Query: NC_013855:964000 Azospirillum sp. B510 plasmid pAB510a, complete sequence Lineage: Azospirillum; Azospirillum; Rhodospirillaceae; Rhodospirillales; Proteobacteria; Bacteria General Information: Azospirillum are commonly isolated from the rhizosphere and root surfaces from a wide variety of plants. Azospirillum species are considered to be plant growth promoting organisms, producing plant hormones for cell elongation (auxins), cell division and growth (cytokinins) and stem elongation (gibberellins). These compounds contribute to an enhanced uptake of nutrients and water and thus increased plant growth. Azospirillum sp. B510 was isolated from rice in Japan.
- Sequence; - BLASTP hit: hover for score (Low score = Light, High score = Dark); - hypothetical protein; - cds: hover for description
General Information: This strain (JCM 1112, F275) is the type strain for the species. It is a human isolate, which is unable to colonize the intestinal tract of mice. Normal gut bacterium. They are commonly found in the oral, vaginal, and intestinal tracts of many animals. They are important industrial microbes that contribute to the production of cheese, yogurt, and other products such as fermented milks, all stemming from the production of lactic acid, which inhibits the growth of other organisms as well as lowering the pH of the food product. Industrial production requires the use of starter cultures, which are carefully cultivated, created, and maintained. These cultures produce specific end products during fermentation that impart flavor to the final product, as well as contributing important metabolic reactions, such as the breakdown of milk proteins during cheese production.
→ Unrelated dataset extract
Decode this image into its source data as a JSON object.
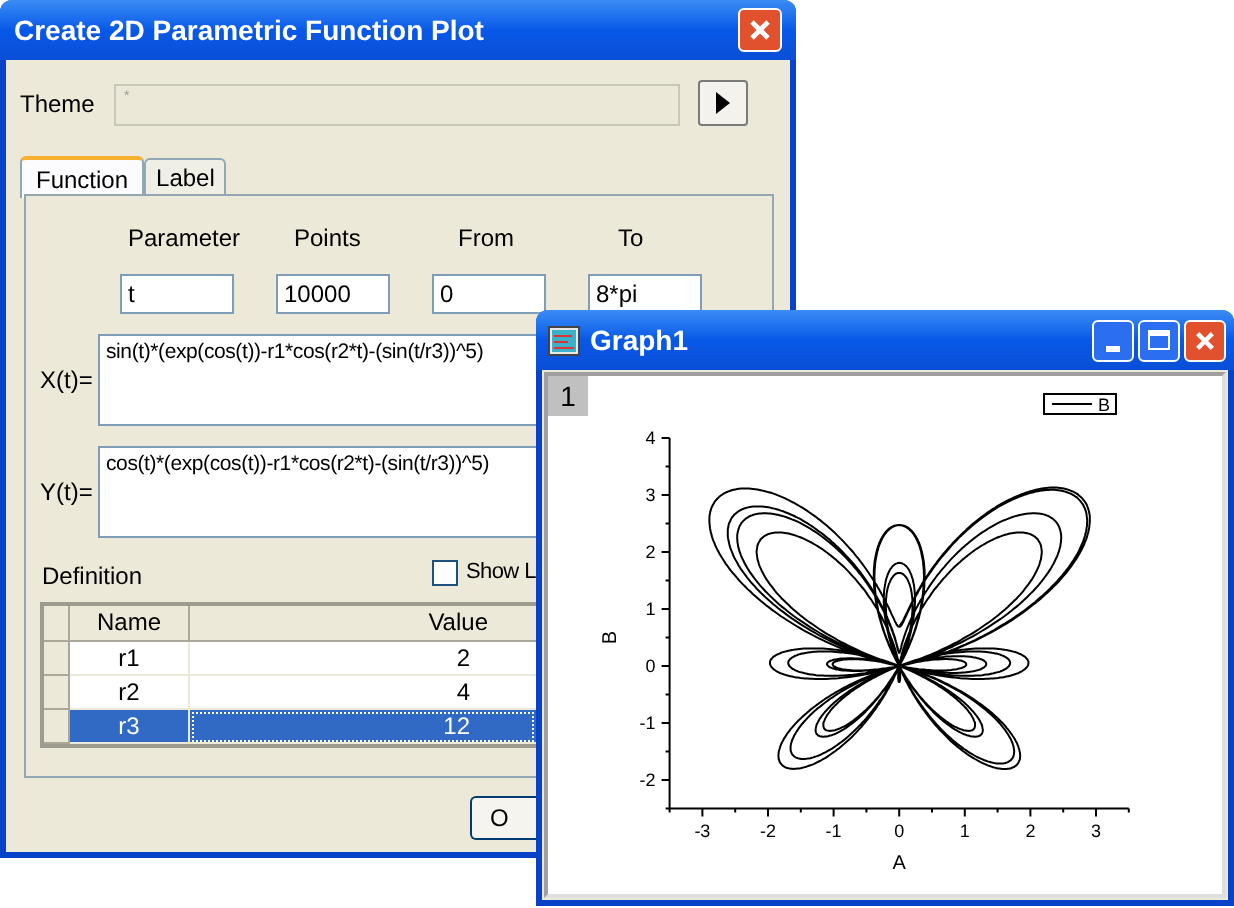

The end product of fermentation, lactic acid, is also used as a starter molecule for complex organic molecule syntheses. Lactobacillus reuteri is a member of the normal microbial community of the gut in humans and animals. This organism produces antibiotic compounds, such as reutericin and reuterin, which have inhibitory effects on pathogenic microorganisms.